TASK DESCRIPTION
Could you filter the records below and keep only the lines with the word "Home"?

Dataset records:
= = = = = = =

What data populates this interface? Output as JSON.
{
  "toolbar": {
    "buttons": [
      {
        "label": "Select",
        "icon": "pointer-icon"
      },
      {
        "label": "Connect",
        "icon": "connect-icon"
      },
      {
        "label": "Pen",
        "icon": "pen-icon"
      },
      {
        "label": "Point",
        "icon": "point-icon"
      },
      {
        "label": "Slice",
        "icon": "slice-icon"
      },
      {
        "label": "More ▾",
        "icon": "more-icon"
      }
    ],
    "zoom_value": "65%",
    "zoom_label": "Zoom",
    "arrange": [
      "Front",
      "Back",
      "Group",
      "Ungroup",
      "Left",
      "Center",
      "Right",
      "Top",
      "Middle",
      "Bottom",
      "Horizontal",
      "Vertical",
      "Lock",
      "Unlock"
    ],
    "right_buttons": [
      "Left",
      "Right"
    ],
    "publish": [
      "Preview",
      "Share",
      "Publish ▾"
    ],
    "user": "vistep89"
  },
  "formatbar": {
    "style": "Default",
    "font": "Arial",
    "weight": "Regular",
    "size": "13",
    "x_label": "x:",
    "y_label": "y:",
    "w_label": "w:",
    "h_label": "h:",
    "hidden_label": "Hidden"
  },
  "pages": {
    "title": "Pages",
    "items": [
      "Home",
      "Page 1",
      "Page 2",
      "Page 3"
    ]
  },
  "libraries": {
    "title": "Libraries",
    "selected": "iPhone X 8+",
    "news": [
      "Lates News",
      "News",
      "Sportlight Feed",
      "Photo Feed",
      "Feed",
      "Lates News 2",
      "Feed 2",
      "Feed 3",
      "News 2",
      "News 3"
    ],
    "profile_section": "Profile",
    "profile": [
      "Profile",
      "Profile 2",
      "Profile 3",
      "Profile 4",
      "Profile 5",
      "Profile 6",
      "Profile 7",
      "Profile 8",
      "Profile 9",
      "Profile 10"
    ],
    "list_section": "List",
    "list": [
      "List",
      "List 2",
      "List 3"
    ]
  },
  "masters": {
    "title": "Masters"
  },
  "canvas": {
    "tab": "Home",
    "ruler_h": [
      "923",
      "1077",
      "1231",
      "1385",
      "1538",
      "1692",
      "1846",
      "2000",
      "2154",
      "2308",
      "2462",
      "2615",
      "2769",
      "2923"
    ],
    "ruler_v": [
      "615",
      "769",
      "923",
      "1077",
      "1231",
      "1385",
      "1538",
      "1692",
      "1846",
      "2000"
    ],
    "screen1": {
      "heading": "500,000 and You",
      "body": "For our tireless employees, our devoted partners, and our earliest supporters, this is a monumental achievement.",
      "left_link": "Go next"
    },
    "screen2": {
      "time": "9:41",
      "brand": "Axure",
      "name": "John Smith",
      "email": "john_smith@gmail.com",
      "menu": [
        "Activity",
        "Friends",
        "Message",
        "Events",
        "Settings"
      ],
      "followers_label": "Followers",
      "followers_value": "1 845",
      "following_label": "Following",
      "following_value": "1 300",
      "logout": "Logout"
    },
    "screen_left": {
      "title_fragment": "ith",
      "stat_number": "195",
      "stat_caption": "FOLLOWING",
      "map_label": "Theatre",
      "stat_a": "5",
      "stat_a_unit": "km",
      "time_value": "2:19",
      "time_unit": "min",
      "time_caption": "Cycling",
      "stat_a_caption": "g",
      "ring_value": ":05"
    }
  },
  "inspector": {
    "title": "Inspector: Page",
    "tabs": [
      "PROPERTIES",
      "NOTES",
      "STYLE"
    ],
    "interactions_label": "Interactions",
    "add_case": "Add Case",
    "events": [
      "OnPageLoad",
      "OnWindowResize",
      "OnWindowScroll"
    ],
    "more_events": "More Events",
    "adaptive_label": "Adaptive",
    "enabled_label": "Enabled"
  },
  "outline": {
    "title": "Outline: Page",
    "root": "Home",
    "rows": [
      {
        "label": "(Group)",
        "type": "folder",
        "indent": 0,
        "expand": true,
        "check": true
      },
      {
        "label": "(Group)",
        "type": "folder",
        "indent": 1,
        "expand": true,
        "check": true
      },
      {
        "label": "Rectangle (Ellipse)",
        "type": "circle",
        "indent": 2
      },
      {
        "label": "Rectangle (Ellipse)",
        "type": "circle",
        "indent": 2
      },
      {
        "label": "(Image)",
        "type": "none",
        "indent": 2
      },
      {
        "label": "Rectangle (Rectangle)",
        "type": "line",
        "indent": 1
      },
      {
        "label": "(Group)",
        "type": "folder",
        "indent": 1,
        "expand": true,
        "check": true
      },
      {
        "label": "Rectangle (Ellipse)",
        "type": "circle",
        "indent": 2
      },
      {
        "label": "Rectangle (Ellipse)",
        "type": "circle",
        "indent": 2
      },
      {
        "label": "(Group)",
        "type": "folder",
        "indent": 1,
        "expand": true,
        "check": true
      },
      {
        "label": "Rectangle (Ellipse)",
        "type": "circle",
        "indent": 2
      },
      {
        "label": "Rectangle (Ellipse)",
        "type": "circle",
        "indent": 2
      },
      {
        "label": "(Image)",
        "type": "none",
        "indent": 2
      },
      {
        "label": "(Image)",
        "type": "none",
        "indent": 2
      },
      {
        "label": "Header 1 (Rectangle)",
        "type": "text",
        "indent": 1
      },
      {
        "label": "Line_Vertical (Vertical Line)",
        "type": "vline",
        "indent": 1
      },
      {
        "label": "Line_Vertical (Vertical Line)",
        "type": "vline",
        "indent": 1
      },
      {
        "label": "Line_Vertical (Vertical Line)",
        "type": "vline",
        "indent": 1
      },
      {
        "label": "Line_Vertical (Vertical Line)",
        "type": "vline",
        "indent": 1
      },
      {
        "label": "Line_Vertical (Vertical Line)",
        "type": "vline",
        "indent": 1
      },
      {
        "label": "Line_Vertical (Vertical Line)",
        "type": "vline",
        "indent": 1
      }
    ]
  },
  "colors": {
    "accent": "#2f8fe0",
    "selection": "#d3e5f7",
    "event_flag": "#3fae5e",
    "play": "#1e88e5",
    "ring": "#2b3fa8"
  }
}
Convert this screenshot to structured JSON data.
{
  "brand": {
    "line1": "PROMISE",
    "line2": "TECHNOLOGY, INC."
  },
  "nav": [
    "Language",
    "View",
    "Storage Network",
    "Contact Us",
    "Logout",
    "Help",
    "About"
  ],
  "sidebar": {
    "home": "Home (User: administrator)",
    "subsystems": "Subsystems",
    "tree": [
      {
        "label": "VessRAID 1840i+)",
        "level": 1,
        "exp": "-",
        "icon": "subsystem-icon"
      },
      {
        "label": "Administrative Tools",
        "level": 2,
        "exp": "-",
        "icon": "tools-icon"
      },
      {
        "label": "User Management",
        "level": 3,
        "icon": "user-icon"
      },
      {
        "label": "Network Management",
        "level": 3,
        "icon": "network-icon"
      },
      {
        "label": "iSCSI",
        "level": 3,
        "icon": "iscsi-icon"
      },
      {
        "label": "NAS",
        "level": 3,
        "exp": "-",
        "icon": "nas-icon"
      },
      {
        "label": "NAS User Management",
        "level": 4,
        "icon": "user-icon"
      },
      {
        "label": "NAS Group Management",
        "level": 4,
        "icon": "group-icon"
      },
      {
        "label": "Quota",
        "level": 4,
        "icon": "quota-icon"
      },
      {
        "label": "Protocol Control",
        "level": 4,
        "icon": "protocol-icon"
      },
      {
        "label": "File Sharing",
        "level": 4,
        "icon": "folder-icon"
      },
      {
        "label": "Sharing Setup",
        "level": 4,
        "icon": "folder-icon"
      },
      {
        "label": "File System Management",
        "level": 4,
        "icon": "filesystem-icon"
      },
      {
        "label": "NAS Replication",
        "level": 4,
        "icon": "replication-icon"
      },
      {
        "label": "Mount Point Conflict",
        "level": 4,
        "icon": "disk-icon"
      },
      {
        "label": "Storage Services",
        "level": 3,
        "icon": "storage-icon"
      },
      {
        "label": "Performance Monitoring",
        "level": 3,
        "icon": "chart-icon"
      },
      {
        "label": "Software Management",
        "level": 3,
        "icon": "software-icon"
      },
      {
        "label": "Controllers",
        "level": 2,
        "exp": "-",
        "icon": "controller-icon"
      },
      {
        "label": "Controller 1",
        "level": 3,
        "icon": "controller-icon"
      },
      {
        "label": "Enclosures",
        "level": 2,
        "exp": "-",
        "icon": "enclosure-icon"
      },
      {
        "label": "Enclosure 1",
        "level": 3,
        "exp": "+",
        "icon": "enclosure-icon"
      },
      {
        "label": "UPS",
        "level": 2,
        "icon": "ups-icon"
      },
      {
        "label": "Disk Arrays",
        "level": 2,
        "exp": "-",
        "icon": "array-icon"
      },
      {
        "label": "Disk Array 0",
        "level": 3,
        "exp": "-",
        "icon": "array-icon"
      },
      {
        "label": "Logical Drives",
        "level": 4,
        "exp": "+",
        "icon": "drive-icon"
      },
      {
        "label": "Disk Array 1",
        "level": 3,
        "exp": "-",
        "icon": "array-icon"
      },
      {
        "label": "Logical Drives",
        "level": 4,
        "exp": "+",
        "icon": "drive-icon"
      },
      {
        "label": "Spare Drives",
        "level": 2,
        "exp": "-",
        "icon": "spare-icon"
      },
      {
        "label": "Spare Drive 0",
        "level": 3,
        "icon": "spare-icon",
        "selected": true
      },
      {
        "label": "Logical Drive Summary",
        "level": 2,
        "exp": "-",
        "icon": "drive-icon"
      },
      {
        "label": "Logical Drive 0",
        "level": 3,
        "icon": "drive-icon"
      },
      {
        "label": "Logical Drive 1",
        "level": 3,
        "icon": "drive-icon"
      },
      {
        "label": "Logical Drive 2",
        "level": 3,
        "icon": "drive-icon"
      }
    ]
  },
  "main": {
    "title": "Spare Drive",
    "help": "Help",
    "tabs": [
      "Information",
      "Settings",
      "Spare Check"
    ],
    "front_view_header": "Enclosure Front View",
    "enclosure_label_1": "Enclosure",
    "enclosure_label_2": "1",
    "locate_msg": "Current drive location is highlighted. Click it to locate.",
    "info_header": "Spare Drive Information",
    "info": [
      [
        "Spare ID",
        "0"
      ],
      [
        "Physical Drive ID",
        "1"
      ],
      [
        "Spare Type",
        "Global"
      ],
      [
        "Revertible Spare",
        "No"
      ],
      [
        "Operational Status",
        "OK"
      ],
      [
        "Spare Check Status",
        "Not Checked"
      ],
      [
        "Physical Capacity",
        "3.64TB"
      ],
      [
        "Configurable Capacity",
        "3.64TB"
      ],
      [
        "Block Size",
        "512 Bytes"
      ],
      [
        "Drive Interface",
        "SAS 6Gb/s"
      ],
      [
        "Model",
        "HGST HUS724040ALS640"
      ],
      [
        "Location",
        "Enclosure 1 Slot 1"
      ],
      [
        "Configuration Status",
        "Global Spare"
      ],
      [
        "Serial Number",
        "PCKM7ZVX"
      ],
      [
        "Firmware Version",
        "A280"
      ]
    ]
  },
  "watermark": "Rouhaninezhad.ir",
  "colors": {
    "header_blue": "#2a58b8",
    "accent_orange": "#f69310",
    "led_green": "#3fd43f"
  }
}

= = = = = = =

RESULT OF THE TASK
      "Home",
    "tab": "Home",
    "root": "Home",
    "home": "Home (User: administrator)",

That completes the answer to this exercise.